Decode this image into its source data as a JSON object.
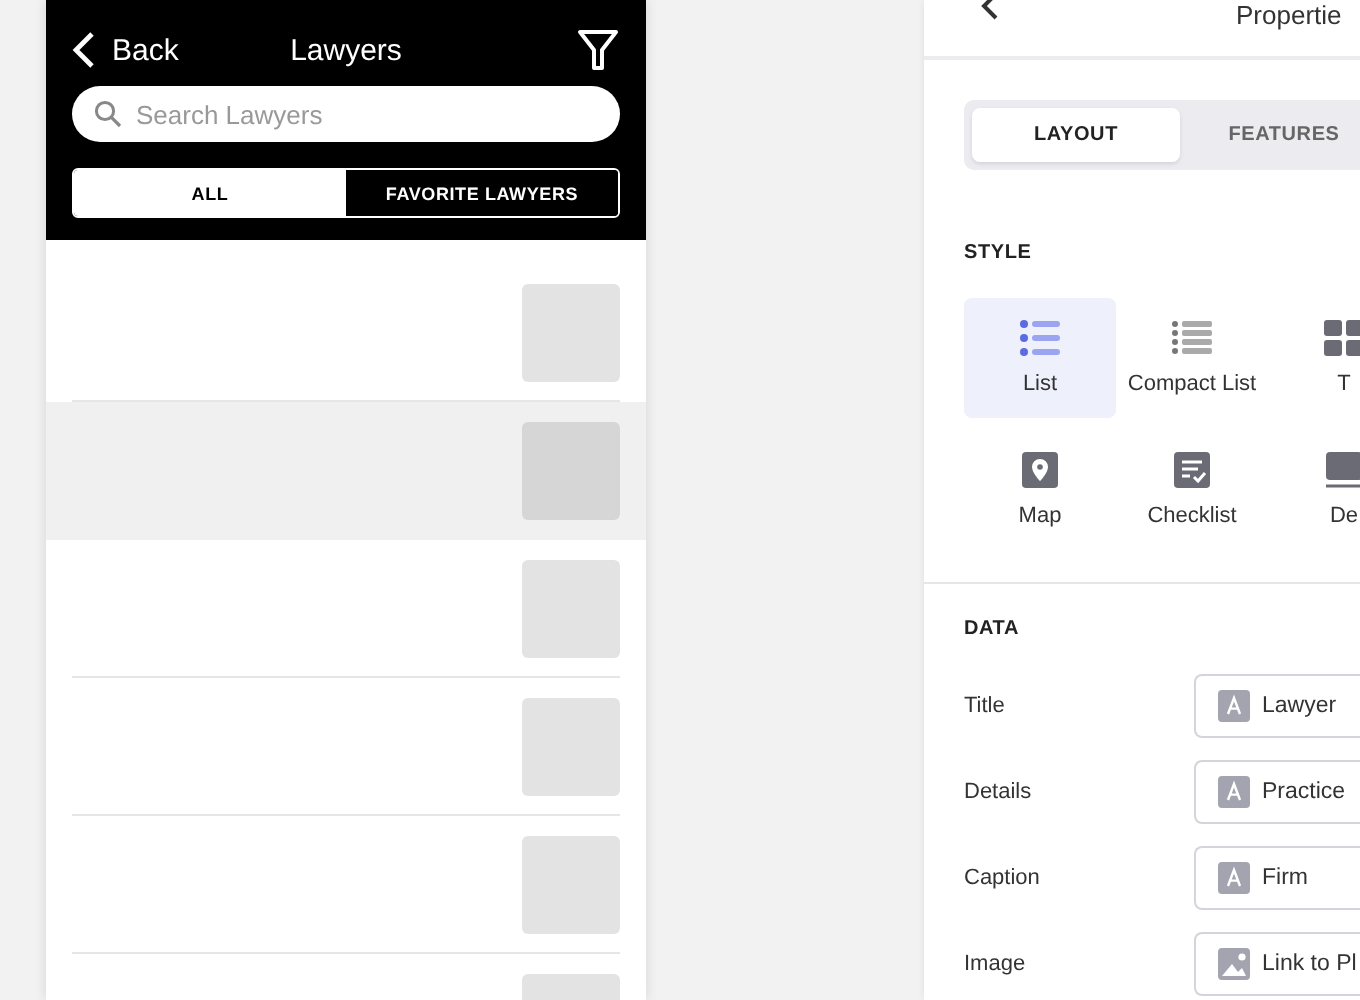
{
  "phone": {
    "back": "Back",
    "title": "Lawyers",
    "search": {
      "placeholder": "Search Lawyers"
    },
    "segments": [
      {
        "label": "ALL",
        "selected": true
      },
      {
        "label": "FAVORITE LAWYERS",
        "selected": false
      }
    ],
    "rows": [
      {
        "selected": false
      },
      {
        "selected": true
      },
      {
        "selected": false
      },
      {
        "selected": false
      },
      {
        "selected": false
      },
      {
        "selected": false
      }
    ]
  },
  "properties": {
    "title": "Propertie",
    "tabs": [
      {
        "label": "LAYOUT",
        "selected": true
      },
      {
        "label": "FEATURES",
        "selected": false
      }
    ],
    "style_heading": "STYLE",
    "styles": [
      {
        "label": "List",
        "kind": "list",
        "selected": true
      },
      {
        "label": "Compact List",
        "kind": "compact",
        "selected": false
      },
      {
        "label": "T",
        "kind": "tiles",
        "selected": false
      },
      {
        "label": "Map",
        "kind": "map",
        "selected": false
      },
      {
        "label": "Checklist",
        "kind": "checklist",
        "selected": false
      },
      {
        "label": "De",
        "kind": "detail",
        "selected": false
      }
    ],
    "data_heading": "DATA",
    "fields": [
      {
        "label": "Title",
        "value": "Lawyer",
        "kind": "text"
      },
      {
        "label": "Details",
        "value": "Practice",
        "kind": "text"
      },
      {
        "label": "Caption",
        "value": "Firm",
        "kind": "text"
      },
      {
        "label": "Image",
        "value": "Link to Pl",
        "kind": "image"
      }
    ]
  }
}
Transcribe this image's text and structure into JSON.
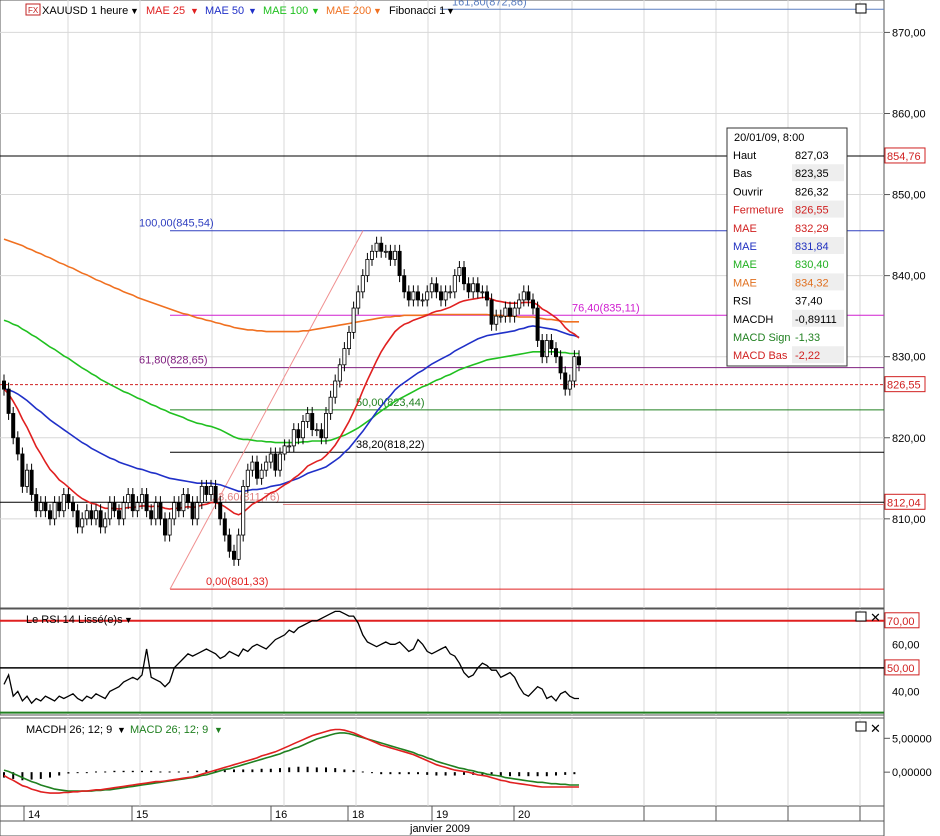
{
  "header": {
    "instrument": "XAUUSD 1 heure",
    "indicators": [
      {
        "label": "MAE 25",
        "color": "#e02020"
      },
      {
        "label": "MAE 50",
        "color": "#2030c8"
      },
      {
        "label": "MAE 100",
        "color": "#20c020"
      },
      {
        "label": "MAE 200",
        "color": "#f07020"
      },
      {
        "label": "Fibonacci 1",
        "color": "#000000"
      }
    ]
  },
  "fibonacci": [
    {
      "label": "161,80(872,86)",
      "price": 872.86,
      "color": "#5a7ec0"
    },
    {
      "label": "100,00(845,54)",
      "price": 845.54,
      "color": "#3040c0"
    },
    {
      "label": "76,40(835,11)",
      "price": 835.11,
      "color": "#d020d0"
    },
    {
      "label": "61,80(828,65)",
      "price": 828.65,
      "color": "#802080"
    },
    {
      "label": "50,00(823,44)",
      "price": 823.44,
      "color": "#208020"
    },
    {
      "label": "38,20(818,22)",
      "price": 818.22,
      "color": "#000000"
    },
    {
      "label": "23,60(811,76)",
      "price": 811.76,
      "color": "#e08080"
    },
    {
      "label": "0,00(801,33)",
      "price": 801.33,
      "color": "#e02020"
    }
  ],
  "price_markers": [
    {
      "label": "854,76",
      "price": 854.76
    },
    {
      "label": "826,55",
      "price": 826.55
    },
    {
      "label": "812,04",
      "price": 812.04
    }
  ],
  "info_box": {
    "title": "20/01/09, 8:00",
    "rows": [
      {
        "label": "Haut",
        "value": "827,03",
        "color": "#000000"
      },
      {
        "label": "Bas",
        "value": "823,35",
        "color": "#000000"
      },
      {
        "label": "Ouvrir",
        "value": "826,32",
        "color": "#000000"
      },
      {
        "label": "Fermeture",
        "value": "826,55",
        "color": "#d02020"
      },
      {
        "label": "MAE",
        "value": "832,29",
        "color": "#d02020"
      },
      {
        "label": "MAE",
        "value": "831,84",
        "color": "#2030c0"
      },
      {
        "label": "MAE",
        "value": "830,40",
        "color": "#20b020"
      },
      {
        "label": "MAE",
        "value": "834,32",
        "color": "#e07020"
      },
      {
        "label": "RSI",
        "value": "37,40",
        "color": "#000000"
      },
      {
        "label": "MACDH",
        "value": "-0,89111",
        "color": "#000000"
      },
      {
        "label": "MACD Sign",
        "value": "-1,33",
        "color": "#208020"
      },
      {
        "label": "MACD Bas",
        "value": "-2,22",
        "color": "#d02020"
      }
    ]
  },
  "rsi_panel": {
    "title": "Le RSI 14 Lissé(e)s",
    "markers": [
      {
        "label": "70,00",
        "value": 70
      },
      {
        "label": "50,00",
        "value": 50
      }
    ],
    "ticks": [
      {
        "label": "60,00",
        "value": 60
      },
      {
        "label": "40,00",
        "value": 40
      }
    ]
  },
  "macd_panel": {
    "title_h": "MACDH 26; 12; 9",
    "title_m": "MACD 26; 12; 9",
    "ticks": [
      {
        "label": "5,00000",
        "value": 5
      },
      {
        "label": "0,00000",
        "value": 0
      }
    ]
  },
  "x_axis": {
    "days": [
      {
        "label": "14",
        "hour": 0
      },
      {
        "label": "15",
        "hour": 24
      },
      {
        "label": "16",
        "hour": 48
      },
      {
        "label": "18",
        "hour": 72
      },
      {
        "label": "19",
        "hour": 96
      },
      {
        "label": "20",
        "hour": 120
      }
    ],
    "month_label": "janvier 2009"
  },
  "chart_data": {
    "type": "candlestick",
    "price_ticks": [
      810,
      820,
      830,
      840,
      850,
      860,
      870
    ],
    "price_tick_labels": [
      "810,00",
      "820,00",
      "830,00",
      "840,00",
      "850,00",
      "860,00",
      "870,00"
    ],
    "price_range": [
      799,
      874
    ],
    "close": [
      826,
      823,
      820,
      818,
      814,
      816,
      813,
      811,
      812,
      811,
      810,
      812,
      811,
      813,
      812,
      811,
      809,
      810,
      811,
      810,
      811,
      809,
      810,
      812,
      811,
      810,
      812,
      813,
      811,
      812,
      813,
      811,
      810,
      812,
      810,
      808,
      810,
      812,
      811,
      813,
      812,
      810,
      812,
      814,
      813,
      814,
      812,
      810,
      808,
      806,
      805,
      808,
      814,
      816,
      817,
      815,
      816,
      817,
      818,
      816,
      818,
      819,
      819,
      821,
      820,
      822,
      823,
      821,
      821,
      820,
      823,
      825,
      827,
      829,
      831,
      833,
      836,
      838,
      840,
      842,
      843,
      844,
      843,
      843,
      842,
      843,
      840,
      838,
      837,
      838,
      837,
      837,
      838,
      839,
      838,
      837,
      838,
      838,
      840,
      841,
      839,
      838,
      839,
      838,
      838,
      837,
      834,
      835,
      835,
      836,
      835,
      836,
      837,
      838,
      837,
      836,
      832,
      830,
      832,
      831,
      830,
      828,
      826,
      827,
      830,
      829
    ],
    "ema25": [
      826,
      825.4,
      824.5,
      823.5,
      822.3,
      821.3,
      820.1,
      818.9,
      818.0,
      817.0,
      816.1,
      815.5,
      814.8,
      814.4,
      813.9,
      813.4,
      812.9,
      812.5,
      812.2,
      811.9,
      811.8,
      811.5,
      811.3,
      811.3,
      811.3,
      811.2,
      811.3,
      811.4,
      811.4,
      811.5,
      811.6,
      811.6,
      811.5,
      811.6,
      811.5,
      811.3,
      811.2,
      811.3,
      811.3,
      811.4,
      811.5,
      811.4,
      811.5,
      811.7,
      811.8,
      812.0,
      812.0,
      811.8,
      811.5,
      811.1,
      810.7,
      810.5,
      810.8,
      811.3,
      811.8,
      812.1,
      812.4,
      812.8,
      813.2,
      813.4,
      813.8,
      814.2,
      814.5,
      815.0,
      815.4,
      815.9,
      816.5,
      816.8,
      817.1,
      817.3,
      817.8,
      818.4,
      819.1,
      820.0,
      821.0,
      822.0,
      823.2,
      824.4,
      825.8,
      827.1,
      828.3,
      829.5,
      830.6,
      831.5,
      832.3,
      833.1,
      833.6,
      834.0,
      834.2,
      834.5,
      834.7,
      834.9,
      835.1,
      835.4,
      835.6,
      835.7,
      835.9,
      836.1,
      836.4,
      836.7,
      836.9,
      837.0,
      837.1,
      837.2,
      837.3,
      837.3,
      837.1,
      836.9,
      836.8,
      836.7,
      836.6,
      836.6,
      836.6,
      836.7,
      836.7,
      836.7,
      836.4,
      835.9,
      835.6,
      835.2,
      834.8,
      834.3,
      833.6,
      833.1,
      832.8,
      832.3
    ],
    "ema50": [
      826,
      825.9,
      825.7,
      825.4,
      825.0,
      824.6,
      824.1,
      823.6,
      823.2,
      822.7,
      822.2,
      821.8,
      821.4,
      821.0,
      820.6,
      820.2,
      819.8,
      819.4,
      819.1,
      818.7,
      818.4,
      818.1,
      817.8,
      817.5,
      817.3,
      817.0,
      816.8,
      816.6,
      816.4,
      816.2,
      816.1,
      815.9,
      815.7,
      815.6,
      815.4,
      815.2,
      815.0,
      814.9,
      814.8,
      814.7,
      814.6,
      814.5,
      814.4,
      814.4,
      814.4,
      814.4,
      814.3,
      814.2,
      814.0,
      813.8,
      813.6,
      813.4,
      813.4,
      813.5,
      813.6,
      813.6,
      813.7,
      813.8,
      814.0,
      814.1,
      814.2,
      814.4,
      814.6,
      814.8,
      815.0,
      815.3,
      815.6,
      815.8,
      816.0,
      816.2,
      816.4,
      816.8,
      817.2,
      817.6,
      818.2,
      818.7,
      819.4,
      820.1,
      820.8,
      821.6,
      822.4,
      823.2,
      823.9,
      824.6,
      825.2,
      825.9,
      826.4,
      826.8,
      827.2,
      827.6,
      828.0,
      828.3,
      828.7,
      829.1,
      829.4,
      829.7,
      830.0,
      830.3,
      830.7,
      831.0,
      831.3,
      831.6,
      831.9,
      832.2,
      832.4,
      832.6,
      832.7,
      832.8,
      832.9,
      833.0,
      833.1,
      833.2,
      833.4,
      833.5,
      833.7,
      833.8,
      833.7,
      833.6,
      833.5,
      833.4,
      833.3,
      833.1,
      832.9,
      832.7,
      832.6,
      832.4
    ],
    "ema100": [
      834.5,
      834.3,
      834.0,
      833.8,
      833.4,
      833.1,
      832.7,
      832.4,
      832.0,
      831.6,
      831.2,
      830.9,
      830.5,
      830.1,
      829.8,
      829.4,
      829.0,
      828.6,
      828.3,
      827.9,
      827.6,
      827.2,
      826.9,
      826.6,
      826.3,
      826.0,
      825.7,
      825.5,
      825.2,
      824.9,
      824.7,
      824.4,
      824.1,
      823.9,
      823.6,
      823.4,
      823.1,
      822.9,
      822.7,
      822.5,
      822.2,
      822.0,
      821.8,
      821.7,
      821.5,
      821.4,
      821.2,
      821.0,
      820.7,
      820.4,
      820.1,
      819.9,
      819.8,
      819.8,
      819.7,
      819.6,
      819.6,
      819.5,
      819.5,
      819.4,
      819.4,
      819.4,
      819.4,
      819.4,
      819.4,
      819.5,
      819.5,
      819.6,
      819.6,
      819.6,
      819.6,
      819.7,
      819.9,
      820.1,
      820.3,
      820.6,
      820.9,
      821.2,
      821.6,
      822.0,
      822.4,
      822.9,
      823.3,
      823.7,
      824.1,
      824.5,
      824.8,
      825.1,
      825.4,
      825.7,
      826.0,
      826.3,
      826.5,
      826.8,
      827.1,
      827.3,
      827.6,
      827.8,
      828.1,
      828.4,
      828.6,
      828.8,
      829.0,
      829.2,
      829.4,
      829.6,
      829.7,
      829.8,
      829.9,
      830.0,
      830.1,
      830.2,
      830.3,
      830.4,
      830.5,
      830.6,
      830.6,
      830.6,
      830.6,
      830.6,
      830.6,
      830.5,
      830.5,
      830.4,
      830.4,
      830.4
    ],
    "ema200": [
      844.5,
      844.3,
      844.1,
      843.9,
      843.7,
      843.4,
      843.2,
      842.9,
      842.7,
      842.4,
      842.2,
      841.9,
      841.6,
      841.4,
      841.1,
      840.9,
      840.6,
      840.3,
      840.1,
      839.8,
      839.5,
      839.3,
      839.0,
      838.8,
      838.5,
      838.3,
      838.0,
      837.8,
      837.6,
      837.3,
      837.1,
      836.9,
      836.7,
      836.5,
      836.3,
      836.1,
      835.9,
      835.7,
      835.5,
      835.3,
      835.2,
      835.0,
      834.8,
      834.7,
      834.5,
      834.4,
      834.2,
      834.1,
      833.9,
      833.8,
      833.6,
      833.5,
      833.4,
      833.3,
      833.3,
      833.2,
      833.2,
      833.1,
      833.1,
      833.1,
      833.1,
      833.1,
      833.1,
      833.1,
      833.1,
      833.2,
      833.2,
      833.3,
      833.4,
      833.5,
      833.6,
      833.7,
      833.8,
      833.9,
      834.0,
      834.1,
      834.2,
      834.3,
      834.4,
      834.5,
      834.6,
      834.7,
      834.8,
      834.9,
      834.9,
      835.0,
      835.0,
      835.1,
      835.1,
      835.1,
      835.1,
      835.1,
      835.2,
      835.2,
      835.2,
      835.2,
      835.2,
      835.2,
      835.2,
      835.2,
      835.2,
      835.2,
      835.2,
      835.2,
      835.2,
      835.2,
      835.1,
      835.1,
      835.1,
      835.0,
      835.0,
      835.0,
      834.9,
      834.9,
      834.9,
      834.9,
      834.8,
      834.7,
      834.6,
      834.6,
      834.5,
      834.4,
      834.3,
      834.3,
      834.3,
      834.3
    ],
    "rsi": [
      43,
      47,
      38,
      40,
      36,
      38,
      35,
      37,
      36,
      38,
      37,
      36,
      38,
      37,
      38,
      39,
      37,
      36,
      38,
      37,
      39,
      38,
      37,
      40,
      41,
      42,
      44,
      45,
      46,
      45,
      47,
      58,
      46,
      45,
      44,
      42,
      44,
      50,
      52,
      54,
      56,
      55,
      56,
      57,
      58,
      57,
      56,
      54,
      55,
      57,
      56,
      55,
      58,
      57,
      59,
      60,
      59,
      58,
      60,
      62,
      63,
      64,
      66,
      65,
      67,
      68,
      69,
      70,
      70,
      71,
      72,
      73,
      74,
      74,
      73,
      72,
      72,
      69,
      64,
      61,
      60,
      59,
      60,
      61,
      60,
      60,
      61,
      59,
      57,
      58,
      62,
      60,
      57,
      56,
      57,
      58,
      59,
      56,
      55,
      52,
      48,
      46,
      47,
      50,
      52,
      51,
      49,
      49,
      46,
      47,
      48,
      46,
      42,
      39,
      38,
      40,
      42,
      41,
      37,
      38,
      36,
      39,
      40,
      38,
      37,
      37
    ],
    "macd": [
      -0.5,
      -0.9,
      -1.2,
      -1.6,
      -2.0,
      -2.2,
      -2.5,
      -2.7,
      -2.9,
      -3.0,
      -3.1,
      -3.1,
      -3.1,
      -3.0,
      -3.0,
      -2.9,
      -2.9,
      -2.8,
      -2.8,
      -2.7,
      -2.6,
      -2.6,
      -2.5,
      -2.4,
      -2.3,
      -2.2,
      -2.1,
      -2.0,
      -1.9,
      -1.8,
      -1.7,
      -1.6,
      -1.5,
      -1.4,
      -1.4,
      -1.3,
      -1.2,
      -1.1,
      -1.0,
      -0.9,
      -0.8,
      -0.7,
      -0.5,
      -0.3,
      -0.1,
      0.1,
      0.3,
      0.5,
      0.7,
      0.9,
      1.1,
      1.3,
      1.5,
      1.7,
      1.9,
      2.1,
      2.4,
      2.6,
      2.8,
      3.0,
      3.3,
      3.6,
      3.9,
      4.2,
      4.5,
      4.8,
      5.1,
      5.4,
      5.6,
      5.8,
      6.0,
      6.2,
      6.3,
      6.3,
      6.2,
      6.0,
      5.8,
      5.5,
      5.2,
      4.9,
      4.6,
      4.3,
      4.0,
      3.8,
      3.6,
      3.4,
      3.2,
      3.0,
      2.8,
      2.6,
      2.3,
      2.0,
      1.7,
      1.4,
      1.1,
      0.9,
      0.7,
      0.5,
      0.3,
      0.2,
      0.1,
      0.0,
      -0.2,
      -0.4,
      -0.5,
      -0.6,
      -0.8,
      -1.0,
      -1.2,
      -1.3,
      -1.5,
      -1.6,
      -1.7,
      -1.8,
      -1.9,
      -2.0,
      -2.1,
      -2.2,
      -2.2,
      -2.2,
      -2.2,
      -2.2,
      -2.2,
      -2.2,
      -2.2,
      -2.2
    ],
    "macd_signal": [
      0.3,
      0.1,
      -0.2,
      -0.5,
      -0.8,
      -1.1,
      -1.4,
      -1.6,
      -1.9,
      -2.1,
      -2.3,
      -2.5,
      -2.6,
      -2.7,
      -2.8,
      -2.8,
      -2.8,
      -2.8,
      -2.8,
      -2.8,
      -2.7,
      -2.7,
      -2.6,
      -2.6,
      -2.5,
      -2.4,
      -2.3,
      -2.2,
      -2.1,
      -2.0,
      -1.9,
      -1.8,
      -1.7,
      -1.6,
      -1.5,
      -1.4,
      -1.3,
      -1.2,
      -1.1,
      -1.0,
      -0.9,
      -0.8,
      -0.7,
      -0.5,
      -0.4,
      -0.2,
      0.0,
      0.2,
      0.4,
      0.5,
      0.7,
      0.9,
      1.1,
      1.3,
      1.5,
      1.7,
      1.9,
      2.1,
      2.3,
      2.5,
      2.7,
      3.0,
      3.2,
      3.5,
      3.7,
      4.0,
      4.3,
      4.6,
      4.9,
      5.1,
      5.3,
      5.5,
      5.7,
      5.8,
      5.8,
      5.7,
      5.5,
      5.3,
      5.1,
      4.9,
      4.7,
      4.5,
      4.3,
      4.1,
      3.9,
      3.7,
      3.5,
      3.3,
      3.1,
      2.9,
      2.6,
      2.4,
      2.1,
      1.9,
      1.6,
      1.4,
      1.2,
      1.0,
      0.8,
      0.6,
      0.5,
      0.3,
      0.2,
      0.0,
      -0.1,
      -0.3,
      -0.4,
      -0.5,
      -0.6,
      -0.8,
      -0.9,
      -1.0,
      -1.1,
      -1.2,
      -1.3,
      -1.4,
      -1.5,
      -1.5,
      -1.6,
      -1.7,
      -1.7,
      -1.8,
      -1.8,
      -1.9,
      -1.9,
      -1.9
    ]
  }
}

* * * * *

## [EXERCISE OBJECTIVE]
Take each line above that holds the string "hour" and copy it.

## [TASK SOLUTION]
        "hour": 0
        "hour": 24
        "hour": 48
        "hour": 72
        "hour": 96
        "hour": 120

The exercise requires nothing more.